Although Ms. Grizzleslope during the 1980s had several painful bouts of toenail fungus, she insisted that this had not affected her powers of recollection. Buford Elso, a corporate spokesman for Piggly Wiggly, said he thought it doubtful the company would still have a copy of the receipt this long after the purchase. "Heck, in those days, we didn't even have computerized cash registers," Elso said.

The Gore campaign, flush with its victory in the Iowa caucuses, moved swiftly to deny the latest allegation. In a statement released this morning, the candidate said, "I told Larry King that I never got the munchies. I never said that I didn't work up a powerful appetite doing other things, like playing basketball or memorizing passages from The Structure of Scientific Revolutions."

A few hours later, the Gore campaign headquarters in Nashville, Tenn., made available for inspection by reporters a battered paperback copy of Thomas Kuhn's landmark book with a dark stain in the margin beside the underlined sentence, "One final example of scientific discovery, that of the Leyden jar, belongs to a class that may be described as theory-induced."

A Gore spokesman said that the stain "may be chocolate, and may have been made on the evening Ms. Grizzleslope describes." But the spokesman said the campaign had not yet formulated a response to candidate Bill Bradley's challenge that Gore submit the paperback to an independent lab for testing.

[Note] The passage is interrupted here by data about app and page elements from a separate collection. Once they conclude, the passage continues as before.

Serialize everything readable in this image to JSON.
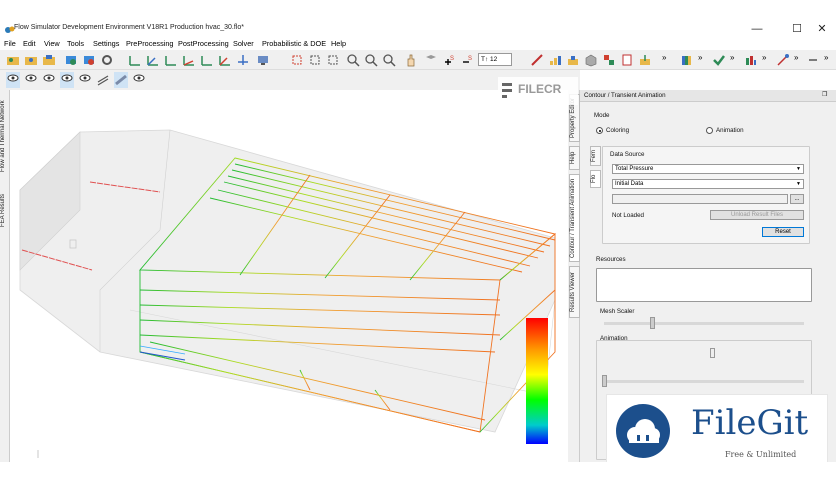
{
  "window": {
    "title": "Flow Simulator Development Environment V18R1 Production hvac_30.flo*",
    "minimize": "—",
    "maximize": "☐",
    "close": "✕"
  },
  "menu": [
    "File",
    "Edit",
    "View",
    "Tools",
    "Settings",
    "PreProcessing",
    "PostProcessing",
    "Solver",
    "Probabilistic & DOE",
    "Help"
  ],
  "toolbar": {
    "text_size_label": "T↑ 12",
    "more": "»"
  },
  "left_tabs": [
    "FEA Results",
    "Flow and Thermal Network"
  ],
  "right_tabs": [
    "Property Editor",
    "Help",
    "Contour / Transient Animation",
    "Results Viewer"
  ],
  "panel": {
    "title": "Contour / Transient Animation",
    "mode_label": "Mode",
    "coloring_label": "Coloring",
    "animation_label": "Animation",
    "inner_tabs": [
      "Flo",
      "Fem"
    ],
    "data_source_label": "Data Source",
    "source_select": "Total Pressure",
    "data_select": "Initial Data",
    "not_loaded": "Not Loaded",
    "unload_button": "Unload Result Files",
    "browse_button": "...",
    "reset_button": "Reset",
    "resources_label": "Resources",
    "mesh_scaler_label": "Mesh Scaler",
    "animation_group_label": "Animation"
  },
  "watermark": {
    "top_text": "FILECR",
    "brand": "FileGit",
    "tagline": "Free & Unlimited"
  },
  "colors": {
    "legend_top": "#ff0000",
    "legend_mid": "#00ff00",
    "legend_bottom": "#0000ff",
    "accent": "#0078d7"
  }
}
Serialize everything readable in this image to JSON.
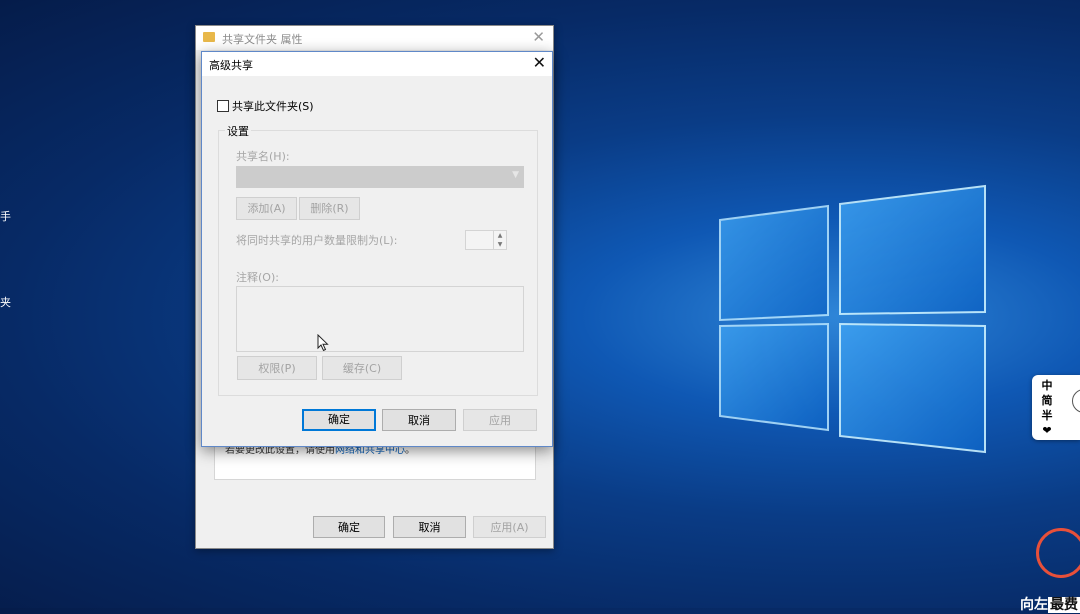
{
  "desktop": {
    "left_labels": [
      "手",
      "夹"
    ]
  },
  "properties_window": {
    "title": "共享文件夹 属性",
    "close": "✕",
    "hint_prefix": "若要更改此设置，请使用",
    "hint_link": "网络和共享中心",
    "hint_suffix": "。",
    "ok": "确定",
    "cancel": "取消",
    "apply": "应用(A)"
  },
  "dialog": {
    "title": "高级共享",
    "close": "✕",
    "share_checkbox_label": "共享此文件夹(S)",
    "settings_group": "设置",
    "share_name_label": "共享名(H):",
    "add_button": "添加(A)",
    "remove_button": "删除(R)",
    "user_limit_label": "将同时共享的用户数量限制为(L):",
    "comment_label": "注释(O):",
    "permissions_button": "权限(P)",
    "caching_button": "缓存(C)",
    "ok": "确定",
    "cancel": "取消",
    "apply": "应用"
  },
  "ime": {
    "items": [
      "中",
      "简",
      "半",
      "❤"
    ]
  },
  "watermark": {
    "text_a": "向左",
    "text_b": "最费"
  },
  "colors": {
    "accent": "#0078d7",
    "desktop_blue": "#0a3c86"
  }
}
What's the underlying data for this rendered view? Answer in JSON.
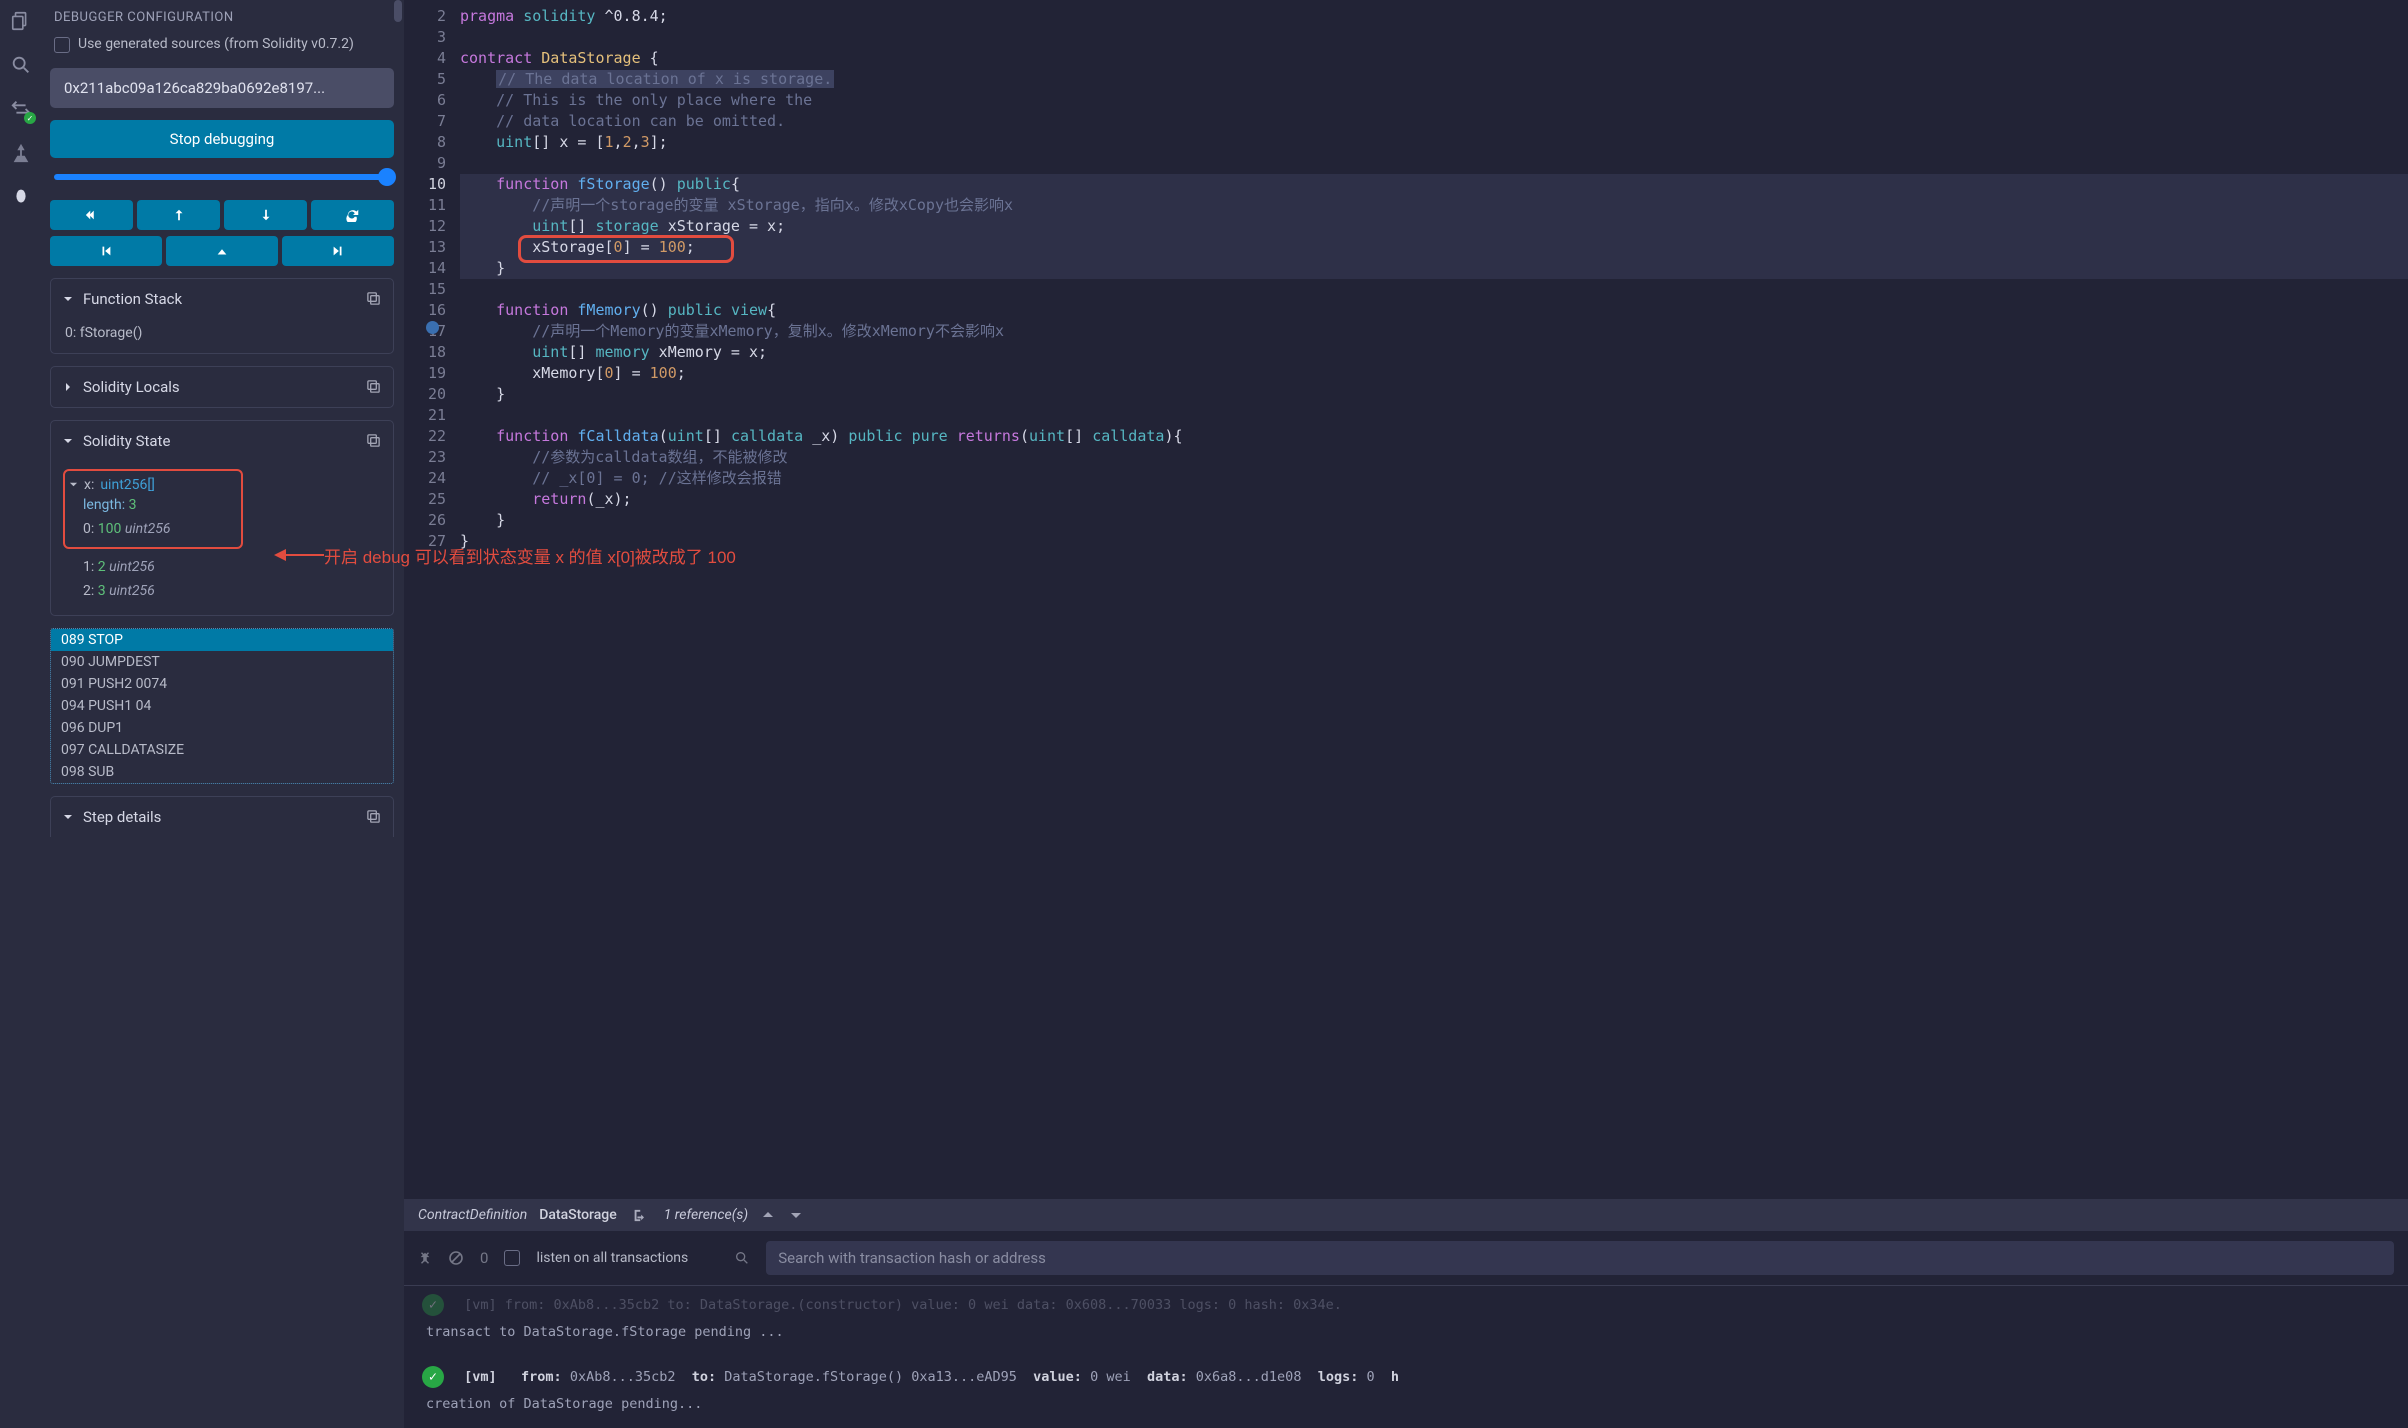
{
  "iconbar": {
    "icons": [
      "files-icon",
      "search-icon",
      "swap-icon",
      "deploy-icon",
      "debugger-icon"
    ]
  },
  "debugger": {
    "config_title": "DEBUGGER CONFIGURATION",
    "use_generated_label": "Use generated sources (from Solidity v0.7.2)",
    "tx_hash": "0x211abc09a126ca829ba0692e8197...",
    "stop_label": "Stop debugging",
    "panels": {
      "function_stack": {
        "title": "Function Stack",
        "item": "0: fStorage()"
      },
      "solidity_locals": {
        "title": "Solidity Locals"
      },
      "solidity_state": {
        "title": "Solidity State",
        "var_name": "x:",
        "var_type": "uint256[]",
        "length_label": "length:",
        "length_val": "3",
        "items": [
          {
            "idx": "0:",
            "val": "100",
            "type": "uint256"
          },
          {
            "idx": "1:",
            "val": "2",
            "type": "uint256"
          },
          {
            "idx": "2:",
            "val": "3",
            "type": "uint256"
          }
        ]
      },
      "step_details": {
        "title": "Step details"
      }
    },
    "opcodes": [
      "089 STOP",
      "090 JUMPDEST",
      "091 PUSH2 0074",
      "094 PUSH1 04",
      "096 DUP1",
      "097 CALLDATASIZE",
      "098 SUB"
    ]
  },
  "editor": {
    "lines": [
      {
        "n": 2,
        "html": "<span class='kw-purple'>pragma</span> <span class='kw-blue'>solidity</span> ^0.8.4;"
      },
      {
        "n": 3,
        "html": ""
      },
      {
        "n": 4,
        "html": "<span class='kw-purple'>contract</span> <span class='type'>DataStorage</span> {"
      },
      {
        "n": 5,
        "html": "    <span class='cmt' style='background:#3d4260;padding:0 2px;'>// The data location of x is storage.</span>"
      },
      {
        "n": 6,
        "html": "    <span class='cmt'>// This is the only place where the</span>"
      },
      {
        "n": 7,
        "html": "    <span class='cmt'>// data location can be omitted.</span>"
      },
      {
        "n": 8,
        "html": "    <span class='kw-blue'>uint</span>[] x = [<span class='num'>1</span>,<span class='num'>2</span>,<span class='num'>3</span>];"
      },
      {
        "n": 9,
        "html": ""
      },
      {
        "n": 10,
        "html": "    <span class='kw-purple'>function</span> <span class='fn'>fStorage</span>() <span class='kw-blue'>public</span>{",
        "hl": true,
        "cur": true
      },
      {
        "n": 11,
        "html": "        <span class='cmt'>//声明一个storage的变量 xStorage，指向x。修改xCopy也会影响x</span>",
        "hl": true
      },
      {
        "n": 12,
        "html": "        <span class='kw-blue'>uint</span>[] <span class='kw-blue'>storage</span> xStorage = x;",
        "hl": true
      },
      {
        "n": 13,
        "html": "        xStorage[<span class='num'>0</span>] = <span class='num'>100</span>;",
        "hl": true
      },
      {
        "n": 14,
        "html": "    }",
        "hl": true
      },
      {
        "n": 15,
        "html": ""
      },
      {
        "n": 16,
        "html": "    <span class='kw-purple'>function</span> <span class='fn'>fMemory</span>() <span class='kw-blue'>public</span> <span class='kw-blue'>view</span>{",
        "bp": true
      },
      {
        "n": 17,
        "html": "        <span class='cmt'>//声明一个Memory的变量xMemory，复制x。修改xMemory不会影响x</span>"
      },
      {
        "n": 18,
        "html": "        <span class='kw-blue'>uint</span>[] <span class='kw-blue'>memory</span> xMemory = x;"
      },
      {
        "n": 19,
        "html": "        xMemory[<span class='num'>0</span>] = <span class='num'>100</span>;"
      },
      {
        "n": 20,
        "html": "    }"
      },
      {
        "n": 21,
        "html": ""
      },
      {
        "n": 22,
        "html": "    <span class='kw-purple'>function</span> <span class='fn'>fCalldata</span>(<span class='kw-blue'>uint</span>[] <span class='kw-blue'>calldata</span> _x) <span class='kw-blue'>public</span> <span class='kw-blue'>pure</span> <span class='kw-purple'>returns</span>(<span class='kw-blue'>uint</span>[] <span class='kw-blue'>calldata</span>){"
      },
      {
        "n": 23,
        "html": "        <span class='cmt'>//参数为calldata数组，不能被修改</span>"
      },
      {
        "n": 24,
        "html": "        <span class='cmt'>// _x[0] = 0; //这样修改会报错</span>"
      },
      {
        "n": 25,
        "html": "        <span class='kw-purple'>return</span>(_x);"
      },
      {
        "n": 26,
        "html": "    }"
      },
      {
        "n": 27,
        "html": "}"
      }
    ]
  },
  "refbar": {
    "breadcrumb_kind": "ContractDefinition",
    "breadcrumb_name": "DataStorage",
    "ref_count": "1 reference(s)"
  },
  "console": {
    "listen_label": "listen on all transactions",
    "search_placeholder": "Search with transaction hash or address",
    "count": "0",
    "log1_faded": "[vm]  from: 0xAb8...35cb2 to: DataStorage.(constructor) value: 0 wei data: 0x608...70033 logs: 0 hash: 0x34e.",
    "log1_line2": "transact to DataStorage.fStorage pending ...",
    "log2_prefix": "[vm]",
    "log2_from_l": "from:",
    "log2_from_v": "0xAb8...35cb2",
    "log2_to_l": "to:",
    "log2_to_v": "DataStorage.fStorage() 0xa13...eAD95",
    "log2_value_l": "value:",
    "log2_value_v": "0 wei",
    "log2_data_l": "data:",
    "log2_data_v": "0x6a8...d1e08",
    "log2_logs_l": "logs:",
    "log2_logs_v": "0",
    "log2_hash_l": "h",
    "log3": "creation of DataStorage pending..."
  },
  "annotation": {
    "text": "开启 debug 可以看到状态变量 x 的值 x[0]被改成了 100"
  }
}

Meanwhile, Rep. Dan Burton, in an appearance on Good Morning, America, said he had sent a letter to Attorney General Janet Reno urging her to have the FBI seize the Kuhn paperback immediately so it can be examined by its own labs. If she fails to respond, he said, "the House will have no choice but to call for the vice president's impeachment." Mr. Burton said he was flying to Murfreesboro tonight to meet with Ms. Grizzleslope, and that he will begin hearings of his own on the matter next week.